Abu Dhabi, UAE: The top three government hospitals in Abu Dhabi are serving junk food laden with fat, sugar and calories linked to obesity and diabetes.
Menus at the cafeterias at Sheikh Khalifa Medical City, Mafraq Hospital and Corniche Hospital offer chicken wings, chips, pizza and cream cakes, with few or no healthy options.
Nutrition, diet and obesity experts were appalled by the food on offer. “Junk food is one of the major causes of obesity,” said Dr Mohammed Idrees, medical director and family physician at Al Tadawi Medical Centre, Dubai.
“All these foods are junk food. Junk food should definitely be banned from hospitals. In my opinion, hospitals should lead by example. That is very important.
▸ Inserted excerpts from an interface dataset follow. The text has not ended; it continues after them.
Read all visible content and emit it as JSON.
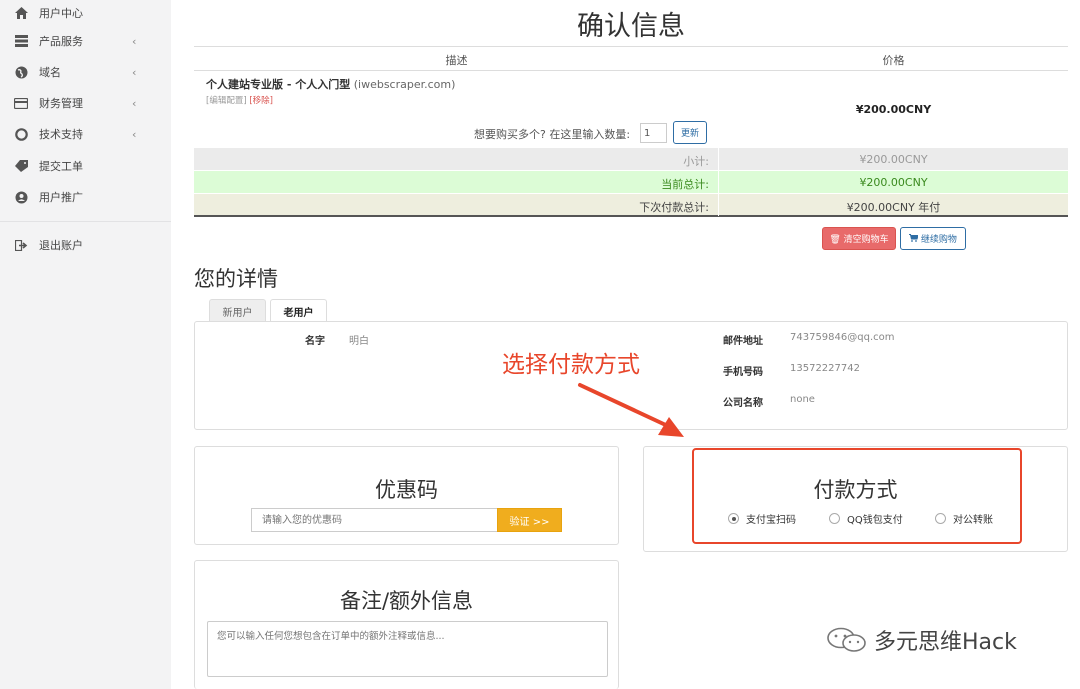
{
  "sidebar": {
    "items": [
      {
        "label": "用户中心",
        "icon": "home-icon",
        "has_submenu": false
      },
      {
        "label": "产品服务",
        "icon": "server-icon",
        "has_submenu": true
      },
      {
        "label": "域名",
        "icon": "globe-icon",
        "has_submenu": true
      },
      {
        "label": "财务管理",
        "icon": "credit-card-icon",
        "has_submenu": true
      },
      {
        "label": "技术支持",
        "icon": "life-ring-icon",
        "has_submenu": true
      },
      {
        "label": "提交工单",
        "icon": "ticket-icon",
        "has_submenu": false
      },
      {
        "label": "用户推广",
        "icon": "user-circle-icon",
        "has_submenu": false
      }
    ],
    "logout": {
      "label": "退出账户",
      "icon": "sign-out-icon"
    },
    "chevron": "‹"
  },
  "page": {
    "title": "确认信息"
  },
  "cart": {
    "headers": {
      "description": "描述",
      "price": "价格"
    },
    "item": {
      "name": "个人建站专业版 - 个人入门型",
      "domain": "(iwebscraper.com)",
      "edit_label": "[编辑配置]",
      "remove_label": "[移除]",
      "price": "¥200.00CNY"
    },
    "quantity": {
      "label": "想要购买多个? 在这里输入数量:",
      "value": "1",
      "update_label": "更新"
    },
    "subtotal": {
      "label": "小计:",
      "value": "¥200.00CNY"
    },
    "current_total": {
      "label": "当前总计:",
      "value": "¥200.00CNY"
    },
    "next_total": {
      "label": "下次付款总计:",
      "value": "¥200.00CNY 年付"
    },
    "empty_label": "清空购物车",
    "continue_label": "继续购物"
  },
  "details": {
    "title": "您的详情",
    "tabs": [
      "新用户",
      "老用户"
    ],
    "active_tab": "老用户",
    "fields": {
      "name_label": "名字",
      "name_value": "明白",
      "email_label": "邮件地址",
      "email_value": "743759846@qq.com",
      "phone_label": "手机号码",
      "phone_value": "13572227742",
      "company_label": "公司名称",
      "company_value": "none"
    }
  },
  "annotation": {
    "text": "选择付款方式",
    "color": "#e8462b"
  },
  "coupon": {
    "title": "优惠码",
    "placeholder": "请输入您的优惠码",
    "button_label": "验证 >>"
  },
  "payment": {
    "title": "付款方式",
    "options": [
      "支付宝扫码",
      "QQ钱包支付",
      "对公转账"
    ],
    "selected": "支付宝扫码"
  },
  "notes": {
    "title": "备注/额外信息",
    "placeholder": "您可以输入任何您想包含在订单中的额外注释或信息..."
  },
  "watermark": {
    "text": "多元思维Hack"
  },
  "colors": {
    "accent_red": "#e8462b",
    "primary_blue": "#2e6da4",
    "danger": "#d9534f",
    "warning": "#f0ad1e",
    "success_bg": "#dcfcd6"
  }
}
“If cafes and canteens in hospitals are selling junk food and unhealthy diets, what we can we say to other businesses?”
Kiram Tbayli, a clinical dietitian, said: “This is really shocking for me to hear. Definitely this is setting a very bad example.”
“You are increasing the risk of all different types of diseases,” said Ms Tbayli, who works at the at weight-loss company VLCC.
Food such as pizza and pasta could be offered, provided it was prepared in a healthy way and in small portions, she said.
“If it is a homemade pizza with low fat cheese, maybe. Pasta is fine provided it is a small portion, boiled in water and not cooked in butter.”
However, fried food such as chicken wings and chips had no place in a healthcare environment, she said. “If it is fried food definitely it is a ‘no, no’ in a hospital because it is high in saturated fat.”
Rashi Chowdhary, a nutrition expert from Dubai, looked at photos of the food on offer at the three hospitals and said it all appeared unhealthy.
“It seems like there is way too much sodium and way too much trans fat and I’m pretty sure the oil used is cheap vegetable oil which makes the whole situation even worse,” she said.
“Hospitals should be all about clean eating, about food in its most natural form. This is far away from that.”
Bara’a Osama Al Ries, a clinical dietitian at Burjeel Hospital in Abu Dhabi, also criticised the unhealthy food found in hospitals, and said healthcare providers should set an educational example to staff and visitors.
“The hospitals should be an example for the whole society,” she said. “The food should be prepared and served in a healthy way.”
Portion control and the way food was prepared was also paramount, she said. “We should serve salad, fruit salad, fruit slices or some sort of healthy cake that is prepared with oats.
“Also we can served grilled instead of fried and we should serve it in a controlled portion. This is the most important thing, controlling the amount and the calories.”
Dr Muraleedharan Manghat, a specialist endocrinologist in diabetes and metabolic diseases at LLH Hospital Abu Dhabi, said hospitals should be offering a variety of healthy food.
“There are a number of diseases related to the type of food people eat,” he said. “For example, blood pressure, this is very closely linked to the consumption of salt and the content of salt in food.”
Unhealthy food can lead to the onset of diseases such as type 2 diabetes and can have worrying health complications for older people and those with underlying health conditions, he said.
“Such food high in salt and high in fat should be preferably avoided. Food should be simple and as close to the nature as possible, for example leafy vegetables, with the minimum amount of additives in the form of dressings or seasoning.
“The doctors should be involved in deciding what kind of food is served that is balanced, in terms of the number of calories, minerals, carbohydrates and the amount of fat.”
© The NationalDec 2014